[Dataset entries]
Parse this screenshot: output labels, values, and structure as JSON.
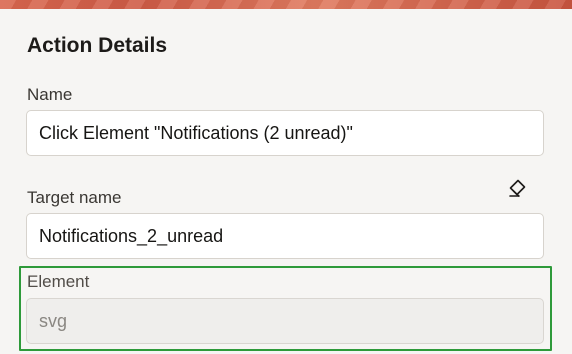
{
  "panel": {
    "title": "Action Details",
    "banner_color": "#d9674f"
  },
  "fields": {
    "name": {
      "label": "Name",
      "value": "Click Element \"Notifications (2 unread)\""
    },
    "target_name": {
      "label": "Target name",
      "value": "Notifications_2_unread",
      "clear_icon": "eraser-icon"
    },
    "element": {
      "label": "Element",
      "value": "svg",
      "disabled": true,
      "highlight_color": "#2e9a3a"
    }
  }
}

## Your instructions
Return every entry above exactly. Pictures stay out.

## Answer section
Parse this screenshot: output labels, values, and structure as JSON.
{
  "panel": {
    "title": "Action Details",
    "banner_color": "#d9674f"
  },
  "fields": {
    "name": {
      "label": "Name",
      "value": "Click Element \"Notifications (2 unread)\""
    },
    "target_name": {
      "label": "Target name",
      "value": "Notifications_2_unread",
      "clear_icon": "eraser-icon"
    },
    "element": {
      "label": "Element",
      "value": "svg",
      "disabled": true,
      "highlight_color": "#2e9a3a"
    }
  }
}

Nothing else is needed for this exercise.